ASSIGNED TASK — Once you have read the records below, restate them word for word.

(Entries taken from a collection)

=======

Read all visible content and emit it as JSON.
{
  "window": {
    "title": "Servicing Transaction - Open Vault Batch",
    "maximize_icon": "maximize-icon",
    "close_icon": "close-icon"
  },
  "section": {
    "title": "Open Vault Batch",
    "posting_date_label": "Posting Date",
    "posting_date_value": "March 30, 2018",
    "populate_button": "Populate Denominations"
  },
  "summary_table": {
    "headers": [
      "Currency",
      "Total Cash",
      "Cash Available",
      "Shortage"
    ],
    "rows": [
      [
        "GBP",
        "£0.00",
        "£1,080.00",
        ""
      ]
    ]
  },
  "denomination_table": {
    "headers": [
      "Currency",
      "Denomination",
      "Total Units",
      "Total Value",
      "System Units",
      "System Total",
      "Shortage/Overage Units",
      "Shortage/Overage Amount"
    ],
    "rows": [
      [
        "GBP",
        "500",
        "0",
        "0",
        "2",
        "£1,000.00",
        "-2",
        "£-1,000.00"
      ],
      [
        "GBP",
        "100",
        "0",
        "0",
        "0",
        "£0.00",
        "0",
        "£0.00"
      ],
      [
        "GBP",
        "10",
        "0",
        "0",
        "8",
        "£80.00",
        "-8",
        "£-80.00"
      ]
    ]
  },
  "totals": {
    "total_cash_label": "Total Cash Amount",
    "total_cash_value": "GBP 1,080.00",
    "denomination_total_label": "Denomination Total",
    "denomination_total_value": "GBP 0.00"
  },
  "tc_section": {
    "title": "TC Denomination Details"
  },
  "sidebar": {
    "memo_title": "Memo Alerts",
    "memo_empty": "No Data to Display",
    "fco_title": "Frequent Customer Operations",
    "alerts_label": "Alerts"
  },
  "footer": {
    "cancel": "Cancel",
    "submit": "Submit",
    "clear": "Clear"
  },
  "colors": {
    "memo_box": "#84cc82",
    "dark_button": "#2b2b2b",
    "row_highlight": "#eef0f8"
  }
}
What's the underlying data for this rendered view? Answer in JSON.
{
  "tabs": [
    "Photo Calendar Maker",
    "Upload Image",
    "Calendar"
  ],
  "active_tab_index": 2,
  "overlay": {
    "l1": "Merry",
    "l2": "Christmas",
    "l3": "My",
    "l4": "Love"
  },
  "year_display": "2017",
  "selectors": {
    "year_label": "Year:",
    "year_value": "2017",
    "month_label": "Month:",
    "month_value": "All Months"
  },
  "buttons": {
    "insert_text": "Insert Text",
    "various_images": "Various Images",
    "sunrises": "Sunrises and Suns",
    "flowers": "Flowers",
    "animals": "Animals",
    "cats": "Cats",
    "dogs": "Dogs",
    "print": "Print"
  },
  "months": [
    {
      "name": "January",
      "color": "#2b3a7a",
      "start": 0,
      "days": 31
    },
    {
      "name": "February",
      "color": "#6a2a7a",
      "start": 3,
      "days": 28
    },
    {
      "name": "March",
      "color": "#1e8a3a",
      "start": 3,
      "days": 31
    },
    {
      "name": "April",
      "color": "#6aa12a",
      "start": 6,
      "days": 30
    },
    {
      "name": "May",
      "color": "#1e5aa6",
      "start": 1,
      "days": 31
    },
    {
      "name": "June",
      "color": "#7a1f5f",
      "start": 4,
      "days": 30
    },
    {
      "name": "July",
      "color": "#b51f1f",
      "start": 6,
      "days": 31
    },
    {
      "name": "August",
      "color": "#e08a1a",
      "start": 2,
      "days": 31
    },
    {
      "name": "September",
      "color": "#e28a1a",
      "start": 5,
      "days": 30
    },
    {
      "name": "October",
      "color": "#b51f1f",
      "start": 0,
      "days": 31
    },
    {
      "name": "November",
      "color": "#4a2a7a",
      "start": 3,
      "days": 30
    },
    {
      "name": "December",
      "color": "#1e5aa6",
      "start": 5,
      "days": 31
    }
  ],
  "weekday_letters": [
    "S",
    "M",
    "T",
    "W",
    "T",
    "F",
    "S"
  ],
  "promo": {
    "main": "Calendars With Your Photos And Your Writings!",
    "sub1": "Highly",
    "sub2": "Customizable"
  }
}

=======

WORKED SOLUTION —
Read all visible content and emit it as JSON.
{
  "window": {
    "title": "Servicing Transaction - Open Vault Batch",
    "maximize_icon": "maximize-icon",
    "close_icon": "close-icon"
  },
  "section": {
    "title": "Open Vault Batch",
    "posting_date_label": "Posting Date",
    "posting_date_value": "March 30, 2018",
    "populate_button": "Populate Denominations"
  },
  "summary_table": {
    "headers": [
      "Currency",
      "Total Cash",
      "Cash Available",
      "Shortage"
    ],
    "rows": [
      [
        "GBP",
        "£0.00",
        "£1,080.00",
        ""
      ]
    ]
  },
  "denomination_table": {
    "headers": [
      "Currency",
      "Denomination",
      "Total Units",
      "Total Value",
      "System Units",
      "System Total",
      "Shortage/Overage Units",
      "Shortage/Overage Amount"
    ],
    "rows": [
      [
        "GBP",
        "500",
        "0",
        "0",
        "2",
        "£1,000.00",
        "-2",
        "£-1,000.00"
      ],
      [
        "GBP",
        "100",
        "0",
        "0",
        "0",
        "£0.00",
        "0",
        "£0.00"
      ],
      [
        "GBP",
        "10",
        "0",
        "0",
        "8",
        "£80.00",
        "-8",
        "£-80.00"
      ]
    ]
  },
  "totals": {
    "total_cash_label": "Total Cash Amount",
    "total_cash_value": "GBP 1,080.00",
    "denomination_total_label": "Denomination Total",
    "denomination_total_value": "GBP 0.00"
  },
  "tc_section": {
    "title": "TC Denomination Details"
  },
  "sidebar": {
    "memo_title": "Memo Alerts",
    "memo_empty": "No Data to Display",
    "fco_title": "Frequent Customer Operations",
    "alerts_label": "Alerts"
  },
  "footer": {
    "cancel": "Cancel",
    "submit": "Submit",
    "clear": "Clear"
  },
  "colors": {
    "memo_box": "#84cc82",
    "dark_button": "#2b2b2b",
    "row_highlight": "#eef0f8"
  }
}
What's the underlying data for this rendered view? Answer in JSON.
{
  "tabs": [
    "Photo Calendar Maker",
    "Upload Image",
    "Calendar"
  ],
  "active_tab_index": 2,
  "overlay": {
    "l1": "Merry",
    "l2": "Christmas",
    "l3": "My",
    "l4": "Love"
  },
  "year_display": "2017",
  "selectors": {
    "year_label": "Year:",
    "year_value": "2017",
    "month_label": "Month:",
    "month_value": "All Months"
  },
  "buttons": {
    "insert_text": "Insert Text",
    "various_images": "Various Images",
    "sunrises": "Sunrises and Suns",
    "flowers": "Flowers",
    "animals": "Animals",
    "cats": "Cats",
    "dogs": "Dogs",
    "print": "Print"
  },
  "months": [
    {
      "name": "January",
      "color": "#2b3a7a",
      "start": 0,
      "days": 31
    },
    {
      "name": "February",
      "color": "#6a2a7a",
      "start": 3,
      "days": 28
    },
    {
      "name": "March",
      "color": "#1e8a3a",
      "start": 3,
      "days": 31
    },
    {
      "name": "April",
      "color": "#6aa12a",
      "start": 6,
      "days": 30
    },
    {
      "name": "May",
      "color": "#1e5aa6",
      "start": 1,
      "days": 31
    },
    {
      "name": "June",
      "color": "#7a1f5f",
      "start": 4,
      "days": 30
    },
    {
      "name": "July",
      "color": "#b51f1f",
      "start": 6,
      "days": 31
    },
    {
      "name": "August",
      "color": "#e08a1a",
      "start": 2,
      "days": 31
    },
    {
      "name": "September",
      "color": "#e28a1a",
      "start": 5,
      "days": 30
    },
    {
      "name": "October",
      "color": "#b51f1f",
      "start": 0,
      "days": 31
    },
    {
      "name": "November",
      "color": "#4a2a7a",
      "start": 3,
      "days": 30
    },
    {
      "name": "December",
      "color": "#1e5aa6",
      "start": 5,
      "days": 31
    }
  ],
  "weekday_letters": [
    "S",
    "M",
    "T",
    "W",
    "T",
    "F",
    "S"
  ],
  "promo": {
    "main": "Calendars With Your Photos And Your Writings!",
    "sub1": "Highly",
    "sub2": "Customizable"
  }
}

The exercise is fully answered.